"I do not think it means what you think it means!"
You may be wondering why I'm quoting the great Inigo Montoya (played by Mandy Patinkin) from The Princess Bride in the title of my article here, but just stay with me for a moment . . .
One of the basic starting-points of many queer theological stances and movements within modern paganism has been that there existed in many traditional polytheistic societies (both ancient and modern) particular people who were spiritual functionaries, who were in some sense "queer" in regard to gender or sexual orientation. This is true, though it needs some unpacking and qualification -- on which more later.
However, this viewpoint then often goes a step further, and suggests that to recognize one's own queerness automatically makes one spiritual (and often spiritually superior to non-queer people). Since sexual orientation and gender identity are both widely seen (at least by scientifically minded, politically liberal people) as inborn, unchangeable, and just a simple and expectable variation in human and general biological diversity, a further jump is sometimes made in such viewpoints by implying that queer people are therefore more spiritual by the simple fact of their birth or their existence.

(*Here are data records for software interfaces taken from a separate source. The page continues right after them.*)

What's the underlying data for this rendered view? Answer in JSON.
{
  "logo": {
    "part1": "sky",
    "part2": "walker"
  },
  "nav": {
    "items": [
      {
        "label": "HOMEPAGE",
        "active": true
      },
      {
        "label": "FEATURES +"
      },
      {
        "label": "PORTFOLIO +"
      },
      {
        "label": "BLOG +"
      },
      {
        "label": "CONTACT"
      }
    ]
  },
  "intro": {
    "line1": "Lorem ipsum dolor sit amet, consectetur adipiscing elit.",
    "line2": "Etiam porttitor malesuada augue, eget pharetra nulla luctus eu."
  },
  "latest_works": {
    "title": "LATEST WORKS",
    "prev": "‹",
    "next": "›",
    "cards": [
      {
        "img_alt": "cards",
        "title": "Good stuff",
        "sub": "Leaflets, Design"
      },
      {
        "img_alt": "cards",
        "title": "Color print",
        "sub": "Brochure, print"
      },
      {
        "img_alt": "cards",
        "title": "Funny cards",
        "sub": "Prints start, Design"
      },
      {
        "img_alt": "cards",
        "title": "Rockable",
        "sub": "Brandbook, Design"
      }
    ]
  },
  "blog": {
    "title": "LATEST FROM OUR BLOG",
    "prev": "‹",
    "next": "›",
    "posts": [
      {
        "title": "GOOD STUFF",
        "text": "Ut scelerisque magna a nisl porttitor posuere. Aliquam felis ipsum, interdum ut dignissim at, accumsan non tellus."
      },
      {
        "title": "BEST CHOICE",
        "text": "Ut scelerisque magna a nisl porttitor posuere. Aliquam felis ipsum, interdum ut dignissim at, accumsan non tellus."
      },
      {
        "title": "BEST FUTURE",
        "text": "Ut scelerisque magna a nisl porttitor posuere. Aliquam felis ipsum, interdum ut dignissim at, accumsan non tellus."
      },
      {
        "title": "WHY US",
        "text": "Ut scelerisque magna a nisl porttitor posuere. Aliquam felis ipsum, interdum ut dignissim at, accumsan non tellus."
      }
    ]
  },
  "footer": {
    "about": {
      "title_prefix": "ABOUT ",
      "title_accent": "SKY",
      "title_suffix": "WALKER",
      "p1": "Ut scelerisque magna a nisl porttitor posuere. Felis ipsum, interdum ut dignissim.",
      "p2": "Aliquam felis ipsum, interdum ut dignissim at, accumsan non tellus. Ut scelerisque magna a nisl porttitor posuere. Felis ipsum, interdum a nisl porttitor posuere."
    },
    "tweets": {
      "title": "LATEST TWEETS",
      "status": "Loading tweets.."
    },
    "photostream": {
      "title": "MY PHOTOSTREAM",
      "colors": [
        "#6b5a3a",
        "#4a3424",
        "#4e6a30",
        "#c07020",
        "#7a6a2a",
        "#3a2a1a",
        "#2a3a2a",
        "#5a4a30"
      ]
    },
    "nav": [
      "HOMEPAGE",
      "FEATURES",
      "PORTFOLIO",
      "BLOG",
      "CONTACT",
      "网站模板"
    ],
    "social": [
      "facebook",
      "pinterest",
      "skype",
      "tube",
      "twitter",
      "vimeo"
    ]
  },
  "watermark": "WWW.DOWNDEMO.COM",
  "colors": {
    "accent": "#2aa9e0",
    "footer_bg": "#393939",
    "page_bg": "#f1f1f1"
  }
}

This type of argument is a dimension of what I've come to know as "coming out theology," the ways in which a particular religious viewpoint attempts to reassure a queer person that "it's okay to be gay," or "the gods don't hate you because you're gay." And while stating the terms as plainly as I have above might be more and more rare these days, I've heard what amounts to this exact sort of reasoning used in queer theological presentations and groups on a regular basis. I've heard it very recently, for the last decade and more in which I've been studying the phenomenon, and during which I have been involved in creating and participating in wider queer spiritual movements.
So, let's back up slightly and look at some of the definitions involved here. Yes, there are many examples of gender-variant spiritual functionaries in a variety of ancient religions: the Enarees of Scythia, the Kelabim of the Eastern Mediterranean, and perhaps most famously, the Galli of Cybele/Magna Mater, who began their cultus in Phrygia (Asia Minor) and were eventually brought to Rome. There are roles like this in some modern and more recent polytheistic societies as well, including the various Two-Spirit people within Native North American cultures (though that term is no more than about twenty years old), and the Hijras of India. But what is involved in these is anything on a scale from ritual transvestism, to transgender and transsexual identity (up to and including things like self-castration for males), to special roles being given to people who are "eunuchs" from birth (which would indicate something more like intersexed physiology), to recognition that gender is not necessarily binary, and that third or fourth (or more) possibilities exist beyond the categories of "female" and "male."
Oftentimes, the societies in which these phenomena occur consider these a kind of calling, a destiny from birth, and they are therefore something that is allowed to exist because it is simply a matter of the gods deeming it worthy by its very existence. Note, though, that some degree of social marginality, and even scorn and lack of respect, can often accompany adopting these identities, which is often left out in modern queer spiritual accounts of such phenomena. (See Dr. Ron Long's Men, Homosexuality, and the Gods for more information on some of these subtleties.) In order for something to be truly "queer," it does have to be in some sense radically different from what is generally found or acceptable within society, and so these spiritual identities are truly queer, in that sense. Queerness ceases to exist when a society fully accepts and embraces a particular identity, and so in cases where a third or fourth gender exists in a society, it can be a situation in which "queerness" as such is a highly problematic term.
But, in the last two paragraphs, note the absence of something: namely, any indication of what the sexual orientation of the gender-variant spiritual practitioner happens to be. This is an extremely important factor to recognize. Many of the societies in which these identities occur also have a much wider range and a greater tolerance for a variety of possible sexual orientations, with little or no scorn given to whatever variation a person happens to have -- within certain boundaries, of course. Greece and Rome had very strict guidelines on the ideal and acceptable ages and relationships between people of the same sex engaging in sexual activity, and they were nowhere near as wide as they are often thought to be in the idealizing discourse of queer spirituality. Female homoeroticism, for example, was never as acceptable as male homoeroticism. (For more information on this in the ancient and late antique Mediterranean, see Bernadette J. Brooten, Love Between Women: Early Christian Responses to Female Homoeroticism, which argues that Paul's mention of lesbianism in Romans 1:26ff was not unprecedented in the wider Greek and Roman sexual discourse context.) This is often due to a high degree of misogyny present in the societies in question, which is an entirely other topic. Suffice it to say for now that yes, even societies that worship many goddesses can be misogynistic, and this is as true of Greeks and Romans as it is of the Irish and Welsh, and any number of other groups.